• _What is being asked_:
Where a line of the data holds the word "가능합니다", copy that line.

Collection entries
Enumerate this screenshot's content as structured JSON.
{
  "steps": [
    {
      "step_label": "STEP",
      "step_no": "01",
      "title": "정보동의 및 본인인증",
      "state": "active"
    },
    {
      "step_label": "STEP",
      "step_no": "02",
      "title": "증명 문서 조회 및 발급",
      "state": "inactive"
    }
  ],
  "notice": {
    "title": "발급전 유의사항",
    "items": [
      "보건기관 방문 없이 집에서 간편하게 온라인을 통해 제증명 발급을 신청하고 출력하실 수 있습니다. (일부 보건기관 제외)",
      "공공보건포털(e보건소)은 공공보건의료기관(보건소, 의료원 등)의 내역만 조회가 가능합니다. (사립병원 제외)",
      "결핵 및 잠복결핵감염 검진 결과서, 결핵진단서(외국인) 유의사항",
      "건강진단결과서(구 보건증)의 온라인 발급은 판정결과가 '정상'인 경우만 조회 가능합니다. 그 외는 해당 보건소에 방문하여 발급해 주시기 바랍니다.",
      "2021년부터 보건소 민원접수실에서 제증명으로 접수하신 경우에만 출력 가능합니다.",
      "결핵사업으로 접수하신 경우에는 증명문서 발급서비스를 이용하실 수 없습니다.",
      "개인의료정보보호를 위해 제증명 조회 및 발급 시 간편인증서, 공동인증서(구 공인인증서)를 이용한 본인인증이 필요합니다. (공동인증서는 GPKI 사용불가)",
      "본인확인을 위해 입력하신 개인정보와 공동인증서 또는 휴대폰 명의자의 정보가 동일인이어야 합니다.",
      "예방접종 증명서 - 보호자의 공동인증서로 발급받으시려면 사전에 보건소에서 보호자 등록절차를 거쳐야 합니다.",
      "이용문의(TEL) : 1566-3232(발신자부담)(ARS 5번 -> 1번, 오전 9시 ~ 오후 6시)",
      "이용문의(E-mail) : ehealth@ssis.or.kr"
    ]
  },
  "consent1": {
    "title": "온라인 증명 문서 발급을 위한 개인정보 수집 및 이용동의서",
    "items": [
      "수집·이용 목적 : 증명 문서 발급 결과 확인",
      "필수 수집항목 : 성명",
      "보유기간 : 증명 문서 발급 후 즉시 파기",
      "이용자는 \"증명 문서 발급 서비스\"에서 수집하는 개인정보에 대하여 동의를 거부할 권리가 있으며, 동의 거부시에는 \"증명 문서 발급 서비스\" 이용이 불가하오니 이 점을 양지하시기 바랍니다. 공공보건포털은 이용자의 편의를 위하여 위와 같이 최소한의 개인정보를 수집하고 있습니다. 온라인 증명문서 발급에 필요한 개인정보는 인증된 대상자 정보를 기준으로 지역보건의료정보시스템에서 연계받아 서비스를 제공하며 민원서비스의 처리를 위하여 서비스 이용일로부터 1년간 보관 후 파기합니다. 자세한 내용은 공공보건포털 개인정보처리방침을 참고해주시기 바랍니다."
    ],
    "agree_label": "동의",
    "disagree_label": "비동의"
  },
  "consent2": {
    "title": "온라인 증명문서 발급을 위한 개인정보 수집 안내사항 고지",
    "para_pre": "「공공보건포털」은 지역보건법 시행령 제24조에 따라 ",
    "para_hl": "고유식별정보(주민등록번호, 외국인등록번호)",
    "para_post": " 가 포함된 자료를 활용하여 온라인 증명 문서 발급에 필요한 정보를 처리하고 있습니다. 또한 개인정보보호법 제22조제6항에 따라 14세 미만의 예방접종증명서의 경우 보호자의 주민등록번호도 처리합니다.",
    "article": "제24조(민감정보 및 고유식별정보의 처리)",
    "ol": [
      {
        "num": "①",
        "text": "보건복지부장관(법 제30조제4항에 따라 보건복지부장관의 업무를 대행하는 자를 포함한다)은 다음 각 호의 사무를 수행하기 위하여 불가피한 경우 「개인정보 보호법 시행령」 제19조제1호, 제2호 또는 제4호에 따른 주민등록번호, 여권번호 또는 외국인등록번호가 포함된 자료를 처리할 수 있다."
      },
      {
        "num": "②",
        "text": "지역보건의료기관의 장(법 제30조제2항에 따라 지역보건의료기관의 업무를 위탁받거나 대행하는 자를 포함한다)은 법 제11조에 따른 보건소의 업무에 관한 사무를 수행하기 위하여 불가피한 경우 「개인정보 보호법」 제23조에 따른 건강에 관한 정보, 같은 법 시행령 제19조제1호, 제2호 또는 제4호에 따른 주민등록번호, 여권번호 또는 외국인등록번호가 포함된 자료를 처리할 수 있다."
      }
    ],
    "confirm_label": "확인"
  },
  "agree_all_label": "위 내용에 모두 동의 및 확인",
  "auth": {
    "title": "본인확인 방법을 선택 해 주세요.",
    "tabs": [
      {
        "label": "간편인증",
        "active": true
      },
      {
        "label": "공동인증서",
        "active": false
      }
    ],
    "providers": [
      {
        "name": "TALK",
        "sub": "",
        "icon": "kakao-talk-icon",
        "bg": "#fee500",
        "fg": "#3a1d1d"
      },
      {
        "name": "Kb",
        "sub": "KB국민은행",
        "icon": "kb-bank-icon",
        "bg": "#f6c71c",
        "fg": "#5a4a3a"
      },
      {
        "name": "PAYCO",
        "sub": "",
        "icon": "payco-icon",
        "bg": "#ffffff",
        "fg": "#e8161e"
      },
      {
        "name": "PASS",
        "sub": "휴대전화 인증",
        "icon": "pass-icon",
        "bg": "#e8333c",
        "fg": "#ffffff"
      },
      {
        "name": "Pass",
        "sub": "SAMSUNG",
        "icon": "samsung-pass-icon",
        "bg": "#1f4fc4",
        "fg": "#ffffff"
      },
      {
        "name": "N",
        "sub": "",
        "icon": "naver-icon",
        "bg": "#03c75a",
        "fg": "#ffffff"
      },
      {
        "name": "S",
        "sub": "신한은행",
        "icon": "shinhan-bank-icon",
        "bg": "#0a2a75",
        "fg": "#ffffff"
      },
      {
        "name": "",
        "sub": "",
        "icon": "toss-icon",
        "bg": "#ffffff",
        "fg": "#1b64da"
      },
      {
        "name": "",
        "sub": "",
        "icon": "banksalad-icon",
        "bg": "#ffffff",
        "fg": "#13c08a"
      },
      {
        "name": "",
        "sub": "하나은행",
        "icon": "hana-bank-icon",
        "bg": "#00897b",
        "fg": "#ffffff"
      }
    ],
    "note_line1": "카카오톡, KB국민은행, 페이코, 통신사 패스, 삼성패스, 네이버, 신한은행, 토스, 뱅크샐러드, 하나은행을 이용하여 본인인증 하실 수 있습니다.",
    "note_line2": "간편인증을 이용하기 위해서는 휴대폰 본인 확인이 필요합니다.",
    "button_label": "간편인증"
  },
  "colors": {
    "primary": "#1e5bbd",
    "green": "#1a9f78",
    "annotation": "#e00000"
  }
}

• _Written answer_:
      "공공보건포털(e보건소)은 공공보건의료기관(보건소, 의료원 등)의 내역만 조회가 가능합니다. (사립병원 제외)",
      "건강진단결과서(구 보건증)의 온라인 발급은 판정결과가 '정상'인 경우만 조회 가능합니다. 그 외는 해당 보건소에 방문하여 발급해 주시기 바랍니다.",
      "2021년부터 보건소 민원접수실에서 제증명으로 접수하신 경우에만 출력 가능합니다.",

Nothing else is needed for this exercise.